What you should do: Each line of the data must reappear exactly in your answer, with no images included.

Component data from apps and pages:
▼
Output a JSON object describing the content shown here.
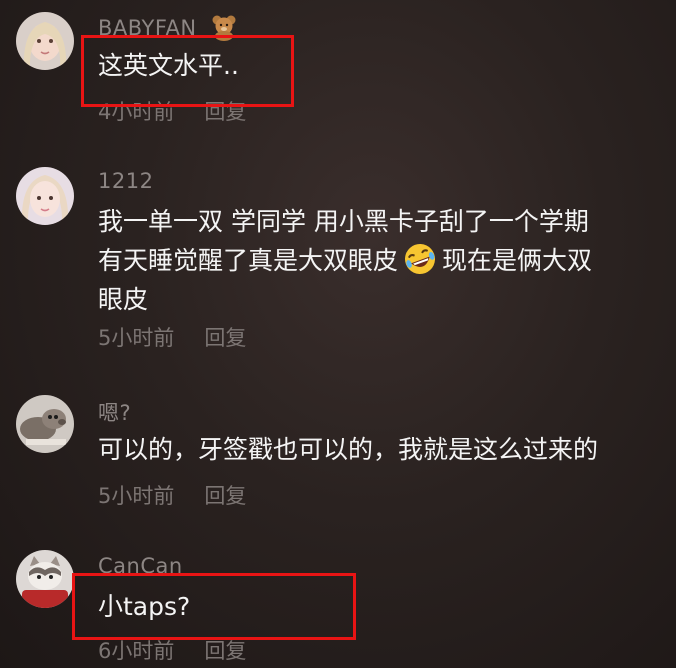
{
  "comments": [
    {
      "username": "BABYFAN",
      "badge_icon": "teddy-bear-icon",
      "text": "这英文水平..",
      "time": "4小时前",
      "reply": "回复",
      "highlighted": true
    },
    {
      "username": "1212",
      "text_lines": [
        "我一单一双 学同学 用小黑卡子刮了一个学期",
        "有天睡觉醒了真是大双眼皮",
        "现在是俩大双",
        "眼皮"
      ],
      "emoji": "rofl-emoji-icon",
      "time": "5小时前",
      "reply": "回复"
    },
    {
      "username": "嗯?",
      "text": "可以的，牙签戳也可以的，我就是这么过来的",
      "time": "5小时前",
      "reply": "回复"
    },
    {
      "username": "CanCan",
      "text": "小taps?",
      "time": "6小时前",
      "reply": "回复",
      "highlighted": true
    }
  ],
  "colors": {
    "highlight": "#e81414",
    "username": "#8d8684",
    "meta": "#7c7573",
    "text": "#f4f4f4"
  }
}
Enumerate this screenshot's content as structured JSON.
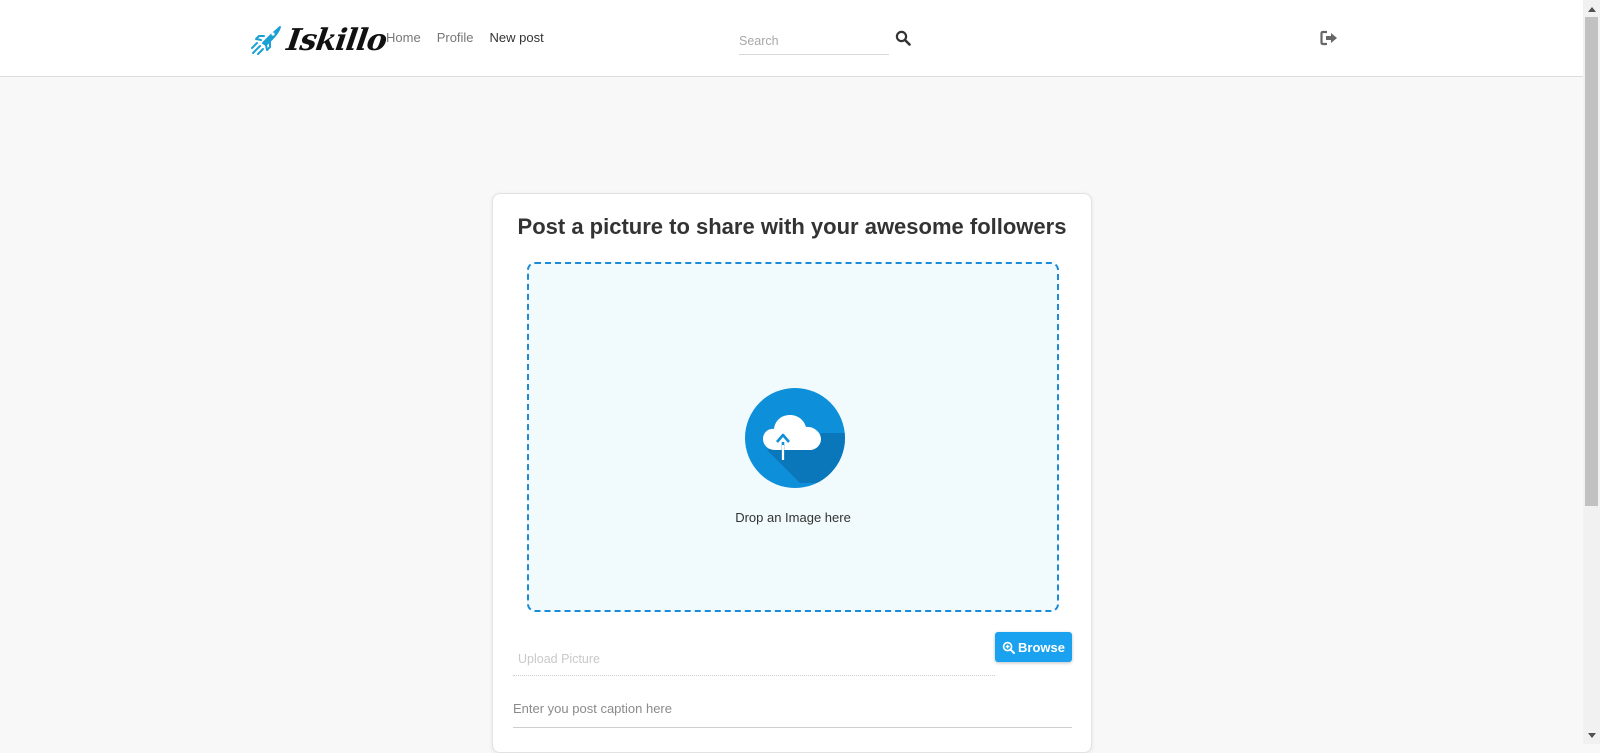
{
  "header": {
    "brand": "Iskillo",
    "nav": [
      {
        "label": "Home",
        "active": false
      },
      {
        "label": "Profile",
        "active": false
      },
      {
        "label": "New post",
        "active": true
      }
    ],
    "search": {
      "placeholder": "Search",
      "value": ""
    },
    "icons": {
      "search": "search-icon",
      "logout": "sign-out-icon",
      "brand": "rocket-icon"
    }
  },
  "card": {
    "title": "Post a picture to share with your awesome followers",
    "dropzone": {
      "text": "Drop an Image here",
      "icon": "cloud-upload-icon"
    },
    "upload": {
      "placeholder": "Upload Picture",
      "value": ""
    },
    "browse_label": "Browse",
    "browse_icon": "zoom-in-icon",
    "caption": {
      "placeholder": "Enter you post caption here",
      "value": ""
    }
  },
  "colors": {
    "accent": "#1aa2f0",
    "dropzone_border": "#1a8bd9",
    "dropzone_bg": "#f1fafd"
  }
}
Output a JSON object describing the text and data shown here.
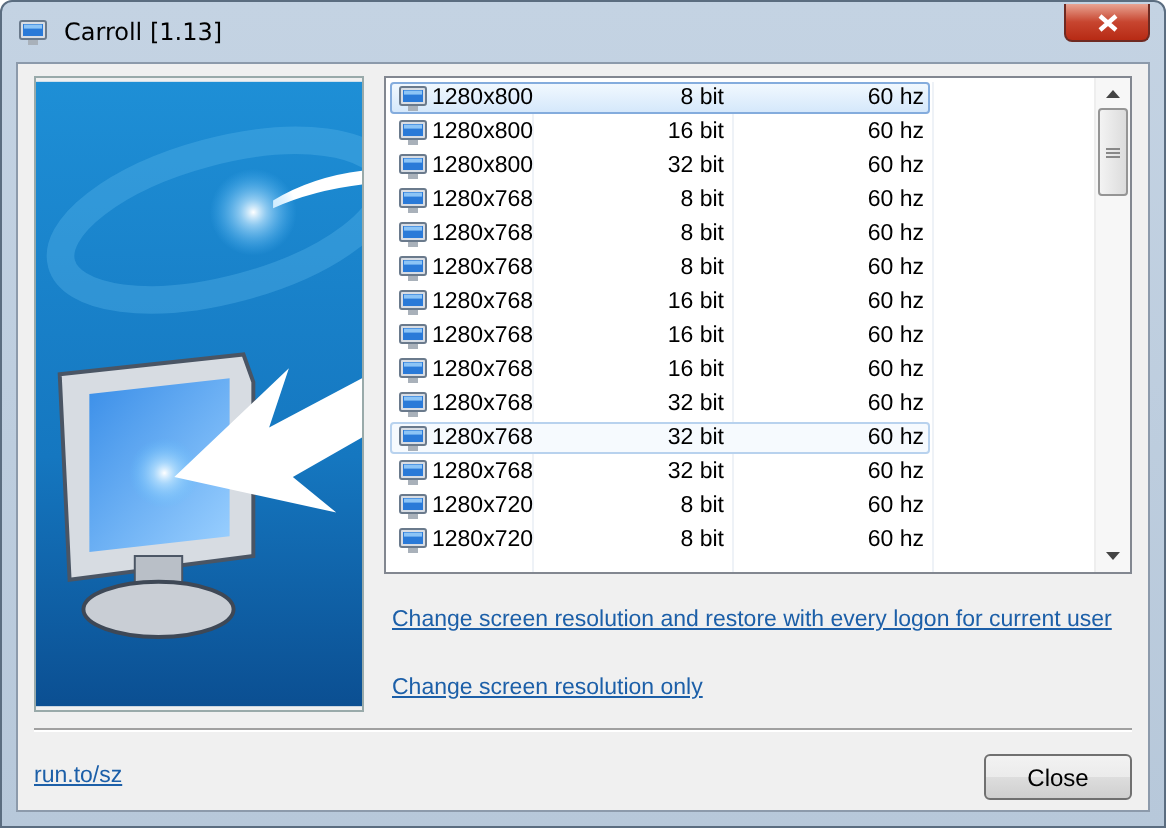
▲
Task solution:
Output a JSON object describing the content shown here.
{
  "comments": [
    {
      "username": "BABYFAN",
      "badge_icon": "teddy-bear-icon",
      "text": "这英文水平..",
      "time": "4小时前",
      "reply": "回复",
      "highlighted": true
    },
    {
      "username": "1212",
      "text_lines": [
        "我一单一双 学同学 用小黑卡子刮了一个学期",
        "有天睡觉醒了真是大双眼皮",
        "现在是俩大双",
        "眼皮"
      ],
      "emoji": "rofl-emoji-icon",
      "time": "5小时前",
      "reply": "回复"
    },
    {
      "username": "嗯?",
      "text": "可以的，牙签戳也可以的，我就是这么过来的",
      "time": "5小时前",
      "reply": "回复"
    },
    {
      "username": "CanCan",
      "text": "小taps?",
      "time": "6小时前",
      "reply": "回复",
      "highlighted": true
    }
  ],
  "colors": {
    "highlight": "#e81414",
    "username": "#8d8684",
    "meta": "#7c7573",
    "text": "#f4f4f4"
  }
}
Enumerate this screenshot's content as structured JSON.
{
  "header": {
    "brand": "Iskillo",
    "nav": [
      {
        "label": "Home",
        "active": false
      },
      {
        "label": "Profile",
        "active": false
      },
      {
        "label": "New post",
        "active": true
      }
    ],
    "search": {
      "placeholder": "Search",
      "value": ""
    },
    "icons": {
      "search": "search-icon",
      "logout": "sign-out-icon",
      "brand": "rocket-icon"
    }
  },
  "card": {
    "title": "Post a picture to share with your awesome followers",
    "dropzone": {
      "text": "Drop an Image here",
      "icon": "cloud-upload-icon"
    },
    "upload": {
      "placeholder": "Upload Picture",
      "value": ""
    },
    "browse_label": "Browse",
    "browse_icon": "zoom-in-icon",
    "caption": {
      "placeholder": "Enter you post caption here",
      "value": ""
    }
  },
  "colors": {
    "accent": "#1aa2f0",
    "dropzone_border": "#1a8bd9",
    "dropzone_bg": "#f1fafd"
  }
}
Output a JSON object describing the text and data shown here.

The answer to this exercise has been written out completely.